It would be more than smart for big corporations to pick up the slack and support these measures, as well as implementing their own alleviating solutions, and take care of their workforce NOW.

It would be survival versus extinction.

It should, in fact, be a no-brainer.


I’m not holding my breath.



**Edited. I usually proofread the hell out of stuff before I post…blame it on the virus.


Flash Fiction Friday!

It all seems very familiar, as if he had been here before.

The broken window at the back of the house. The body among the tangled bedclothes. The spatter of blood against the whiteness of the walls.

He keeps seeing this, every time he breaks into a house.

As a serial killer, it’s very upsetting.

As a cop, he’s almost amused.

If not us, then who? If not now, then when?


My “settler/colonizer” roots go deep in this country. Some of my family has been here since the late 17th century, part of those first boatloads of land-tied serfs brought to “New France”.

I need to say that up front: I am a product of colonization. It’s not something I need to be ashamed of (how could I be? I had no say in the matter) but neither is it something I can point to with “pride”. It is just a fact.

Some of my forebears were directly involved in the subjugation and genocide of the First Nations and Metis people they encountered.

Like my sentiments above, this is not up for discussion: it simply is another fact. It is not something I need to feel “guilty” about, but here there is a burden: I am responsible for this, in the sense that I have a duty to make reparations, and to go forward doing better than those who came before me.

That’s not onerous. That’s not some kind of cross to bear. It, too, is simply a fact, and “duty” should not be a dirty word. If I am a decent human, I take this on, voluntarily and without resentment, *because* it is not born of guilt.

But here’s the real internal nut that all of us with similar pasts must confront and crack open:

The “revelations” about what had been done/was continuing throughout my lifetime/is happening now – the residential schools, the indifference/blatant racism of law enforcement, the pretense of “listening” to First Nations voices while blithely ignoring the content of their words and actions to pursue some hazily defined “economic good” — these things should not be news to anyone.

Because we did know.

We did.

Our parents knew.

They voted for it.

In the neighbourhood that I grew up in, we were strongly discouraged from playing the cowboys part of “Cowboys and Indians” (we did play the “Indians” part. None of us wanted to be cowboys.) — because our parents knew.

They voted for it.

And we, even as children, understood it instinctively. We could see even through the myths from Hollywood, how a way of life was being destroyed, and how the myth was being constructed. We might not have had the words to describe this…but we knew it for what it was.

We knew.

I cannot be held guilty of atrocities that occurred under governments that adults elected while I was still below the age of consent.

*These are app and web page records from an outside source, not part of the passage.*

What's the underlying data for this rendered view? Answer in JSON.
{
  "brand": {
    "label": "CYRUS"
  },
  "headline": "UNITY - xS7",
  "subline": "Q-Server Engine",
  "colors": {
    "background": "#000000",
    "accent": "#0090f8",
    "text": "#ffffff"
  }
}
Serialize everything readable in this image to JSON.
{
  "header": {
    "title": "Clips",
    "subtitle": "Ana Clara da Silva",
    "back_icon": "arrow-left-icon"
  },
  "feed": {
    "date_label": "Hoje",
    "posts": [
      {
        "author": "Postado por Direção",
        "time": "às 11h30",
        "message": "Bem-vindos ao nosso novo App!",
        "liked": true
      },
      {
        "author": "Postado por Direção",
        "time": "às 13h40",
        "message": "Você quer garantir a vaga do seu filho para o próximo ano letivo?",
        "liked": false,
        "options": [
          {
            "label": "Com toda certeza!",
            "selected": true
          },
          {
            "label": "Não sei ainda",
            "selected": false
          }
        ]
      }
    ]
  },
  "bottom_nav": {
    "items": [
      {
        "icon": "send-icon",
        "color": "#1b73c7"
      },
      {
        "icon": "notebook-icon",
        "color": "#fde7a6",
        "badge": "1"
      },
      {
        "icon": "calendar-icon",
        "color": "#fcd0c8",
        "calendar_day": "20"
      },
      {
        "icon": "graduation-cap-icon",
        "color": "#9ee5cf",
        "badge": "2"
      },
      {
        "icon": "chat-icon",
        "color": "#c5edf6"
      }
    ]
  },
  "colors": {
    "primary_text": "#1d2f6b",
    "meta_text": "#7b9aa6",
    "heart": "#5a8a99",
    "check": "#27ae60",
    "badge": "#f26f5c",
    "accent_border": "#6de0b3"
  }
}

But all of us must face these facts: we, as a group, chose our own self-interest over basic humanity towards others, we perpetuated/continue to perpetuate these acts and attitudes, and it is our duty to end this.

If not us, then who?

If not now, then when?
Morgan Smith acknowledges that she lives on land belonging to
Métis/Tsuu T’ina Plains Cree
Treaty 6, 1876